Buying items on credit isn’t a modern concept. History is replete with examples of civilizations utilizing various methods to extend credit with the expectation of repayment at a later date. Some form of financial mechanism has been in place for millennia to facilitate trade between neighboring territories, and conduct nearly any transaction that involves the exchange of goods or services.

The modern-day credit card can trace its origins to the early twentieth century. Over the decades, the early prototypes have evolved and expanded to include a myriad of products and services. Competition among credit card companies has generated impressive benefits for the consumer — reward programs to incentivize increased spend offer, lavish experiences, and awards. Co-branding deals with major airlines, hotel chains, and merchants give card members even more options to charge, so that they can target specific travel and gift card perks.

Despite the convenience and advantages that credit cards have offered through the years, it continues to be a much-maligned industry. Television ads and politically aware people campaign against the high-interest rates and fees that the credit card companies charge, as well as the perceived predatory practices that entice unwitting consumers into building up balances that can’t be repaid.

There’s no denying that many card members have spent themselves into a corner. When the balance can’t be paid in full every month, interest is accrued. Cardholders who just send in the minimum payment each billing statement, and continue to add to their balance, will eventually max out their credit cards and begin a vicious cycle. Late payments incur fees and interest continues to accumulate every month.
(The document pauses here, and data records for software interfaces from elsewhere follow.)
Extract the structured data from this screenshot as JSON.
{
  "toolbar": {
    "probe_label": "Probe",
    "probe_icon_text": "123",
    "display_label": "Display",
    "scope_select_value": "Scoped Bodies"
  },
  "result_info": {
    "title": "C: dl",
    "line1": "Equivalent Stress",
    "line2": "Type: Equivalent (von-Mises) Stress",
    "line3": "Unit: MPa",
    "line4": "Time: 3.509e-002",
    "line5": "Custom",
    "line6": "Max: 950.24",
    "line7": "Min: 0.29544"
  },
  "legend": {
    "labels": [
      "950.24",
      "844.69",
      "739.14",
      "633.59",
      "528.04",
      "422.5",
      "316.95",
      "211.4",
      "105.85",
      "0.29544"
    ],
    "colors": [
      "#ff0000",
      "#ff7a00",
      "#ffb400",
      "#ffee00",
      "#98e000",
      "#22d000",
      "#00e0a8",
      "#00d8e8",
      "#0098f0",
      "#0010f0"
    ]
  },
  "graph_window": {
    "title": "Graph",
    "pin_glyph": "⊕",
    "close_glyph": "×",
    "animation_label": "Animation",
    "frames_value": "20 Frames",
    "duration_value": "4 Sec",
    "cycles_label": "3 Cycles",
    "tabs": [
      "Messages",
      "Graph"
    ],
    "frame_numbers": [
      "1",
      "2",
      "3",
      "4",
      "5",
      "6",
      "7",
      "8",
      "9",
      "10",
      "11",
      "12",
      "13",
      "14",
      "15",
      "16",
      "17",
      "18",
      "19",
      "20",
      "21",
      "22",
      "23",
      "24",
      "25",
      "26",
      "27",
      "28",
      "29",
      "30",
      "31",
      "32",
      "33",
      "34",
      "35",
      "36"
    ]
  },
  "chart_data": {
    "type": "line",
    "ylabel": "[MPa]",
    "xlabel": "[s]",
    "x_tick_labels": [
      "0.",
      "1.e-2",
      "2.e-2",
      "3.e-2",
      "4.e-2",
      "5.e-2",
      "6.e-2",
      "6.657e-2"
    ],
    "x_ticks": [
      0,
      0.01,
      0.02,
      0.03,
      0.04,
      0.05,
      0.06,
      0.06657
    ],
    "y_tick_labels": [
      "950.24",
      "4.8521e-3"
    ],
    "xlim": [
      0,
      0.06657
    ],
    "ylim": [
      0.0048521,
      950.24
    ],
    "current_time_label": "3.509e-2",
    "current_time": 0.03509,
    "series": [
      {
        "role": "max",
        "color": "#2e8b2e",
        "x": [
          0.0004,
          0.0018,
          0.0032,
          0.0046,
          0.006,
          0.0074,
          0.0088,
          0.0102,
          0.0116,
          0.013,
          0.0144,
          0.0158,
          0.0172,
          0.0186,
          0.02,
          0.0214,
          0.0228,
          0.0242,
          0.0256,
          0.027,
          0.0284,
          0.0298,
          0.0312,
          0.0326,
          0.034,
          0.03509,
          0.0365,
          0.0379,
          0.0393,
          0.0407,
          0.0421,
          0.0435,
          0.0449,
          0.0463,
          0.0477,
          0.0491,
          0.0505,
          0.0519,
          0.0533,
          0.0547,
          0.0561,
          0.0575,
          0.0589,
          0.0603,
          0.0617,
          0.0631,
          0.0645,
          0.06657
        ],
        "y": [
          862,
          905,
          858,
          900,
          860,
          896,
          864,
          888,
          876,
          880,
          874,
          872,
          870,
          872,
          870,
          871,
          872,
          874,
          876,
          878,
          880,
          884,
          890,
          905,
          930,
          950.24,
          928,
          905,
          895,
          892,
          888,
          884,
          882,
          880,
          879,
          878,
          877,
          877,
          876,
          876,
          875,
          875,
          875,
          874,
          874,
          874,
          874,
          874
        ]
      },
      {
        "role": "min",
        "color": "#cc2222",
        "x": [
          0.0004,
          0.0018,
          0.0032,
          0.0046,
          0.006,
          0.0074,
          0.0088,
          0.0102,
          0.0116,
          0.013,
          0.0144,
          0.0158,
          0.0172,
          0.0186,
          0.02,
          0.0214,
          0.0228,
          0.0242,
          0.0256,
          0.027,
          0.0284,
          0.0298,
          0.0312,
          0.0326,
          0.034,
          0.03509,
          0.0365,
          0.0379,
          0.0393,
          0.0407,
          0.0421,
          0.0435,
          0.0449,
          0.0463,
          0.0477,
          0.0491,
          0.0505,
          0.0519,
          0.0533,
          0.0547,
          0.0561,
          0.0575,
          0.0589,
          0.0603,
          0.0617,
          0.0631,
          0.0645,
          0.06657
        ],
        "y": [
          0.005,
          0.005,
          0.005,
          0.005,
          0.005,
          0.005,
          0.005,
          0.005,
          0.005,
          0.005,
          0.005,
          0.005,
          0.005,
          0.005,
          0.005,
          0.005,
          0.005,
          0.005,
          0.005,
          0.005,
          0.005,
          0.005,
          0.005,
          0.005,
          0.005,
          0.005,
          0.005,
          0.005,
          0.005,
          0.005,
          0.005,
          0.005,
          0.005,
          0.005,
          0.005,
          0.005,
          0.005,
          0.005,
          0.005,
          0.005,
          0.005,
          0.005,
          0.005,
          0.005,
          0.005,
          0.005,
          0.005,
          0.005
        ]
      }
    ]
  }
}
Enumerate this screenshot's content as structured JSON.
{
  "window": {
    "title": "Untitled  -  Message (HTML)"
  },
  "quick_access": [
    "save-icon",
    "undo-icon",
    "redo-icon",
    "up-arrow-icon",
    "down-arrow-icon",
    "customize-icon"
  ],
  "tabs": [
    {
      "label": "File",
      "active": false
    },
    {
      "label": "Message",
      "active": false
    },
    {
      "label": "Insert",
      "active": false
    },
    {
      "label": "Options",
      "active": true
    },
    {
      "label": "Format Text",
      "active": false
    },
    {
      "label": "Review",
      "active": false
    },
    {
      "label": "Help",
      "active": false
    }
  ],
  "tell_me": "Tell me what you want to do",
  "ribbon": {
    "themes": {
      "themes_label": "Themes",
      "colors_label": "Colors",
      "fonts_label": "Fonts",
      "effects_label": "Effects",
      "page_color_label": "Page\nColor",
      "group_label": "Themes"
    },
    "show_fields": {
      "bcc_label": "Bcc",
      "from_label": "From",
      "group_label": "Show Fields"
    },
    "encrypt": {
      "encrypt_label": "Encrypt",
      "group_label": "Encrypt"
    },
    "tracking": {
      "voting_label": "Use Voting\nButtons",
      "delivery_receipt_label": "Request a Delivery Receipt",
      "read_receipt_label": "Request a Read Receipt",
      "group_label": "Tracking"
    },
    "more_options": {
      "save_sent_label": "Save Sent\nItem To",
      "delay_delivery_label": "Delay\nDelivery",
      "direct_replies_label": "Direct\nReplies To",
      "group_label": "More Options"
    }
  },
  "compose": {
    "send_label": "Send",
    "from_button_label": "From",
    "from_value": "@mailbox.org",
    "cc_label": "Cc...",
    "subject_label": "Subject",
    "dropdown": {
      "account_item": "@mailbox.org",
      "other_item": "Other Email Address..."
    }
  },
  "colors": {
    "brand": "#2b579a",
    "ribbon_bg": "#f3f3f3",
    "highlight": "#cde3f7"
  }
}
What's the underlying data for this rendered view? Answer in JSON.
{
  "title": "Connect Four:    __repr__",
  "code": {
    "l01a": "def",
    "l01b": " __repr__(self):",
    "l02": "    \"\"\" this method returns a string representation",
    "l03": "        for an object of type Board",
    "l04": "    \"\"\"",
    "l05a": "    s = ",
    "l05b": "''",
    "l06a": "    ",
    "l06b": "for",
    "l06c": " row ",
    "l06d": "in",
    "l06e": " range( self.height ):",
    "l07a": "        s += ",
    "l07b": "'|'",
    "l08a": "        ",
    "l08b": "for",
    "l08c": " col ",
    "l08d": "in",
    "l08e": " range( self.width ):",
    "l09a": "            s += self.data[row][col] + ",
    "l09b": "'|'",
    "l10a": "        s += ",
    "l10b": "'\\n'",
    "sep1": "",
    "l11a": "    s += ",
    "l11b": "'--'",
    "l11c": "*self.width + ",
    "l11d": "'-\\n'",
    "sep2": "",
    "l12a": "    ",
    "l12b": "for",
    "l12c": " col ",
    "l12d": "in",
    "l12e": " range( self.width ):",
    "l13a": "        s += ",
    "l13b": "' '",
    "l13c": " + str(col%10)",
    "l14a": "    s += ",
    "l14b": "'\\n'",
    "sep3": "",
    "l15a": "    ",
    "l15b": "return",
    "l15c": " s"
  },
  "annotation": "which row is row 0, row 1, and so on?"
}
Card members have to take personal responsibility for their spending habits. Ultimately, a credit card is a type of lending product. It’s a financial instrument that can be used at a point of sale rather than cash or check. When you don’t have the financial means to purchase at a specific time, but are comfortable that you can easily pay for it at a later date in the near future, credit cards are a handy alternative. They are also a good option when you have the funds and plan to pay the bill in full when it comes due, but just want to rack up points to earn rewards or want a way to track your monthly expenses.

Securing a credit card is also an excellent way to work on establishing your credit rating, although it’s important not to have too many cards, and you have to stay on top on your payments. Also, in the Internet era, it’s tricky to try to do business online without a credit card. Some companies have business models that don’t accommodate any other form of payment. For example, there are segments of the adult entertainment industry with limited payment options, so phone sex credit card processing vendors have worked to build their own networks to support merchants.

Many still distrust credit card companies and have yet to embrace the charge-it mentality. For those who don’t feel like they have the discipline to maintain a credit card, it’s understandable if they don’t want to open an account. But then, the technology age has made it increasingly difficult to not use a credit card at some point. Also, financial institutions are working tirelessly to keep their customers’ data safe, while offering features that continue to make carrying their products worthwhile.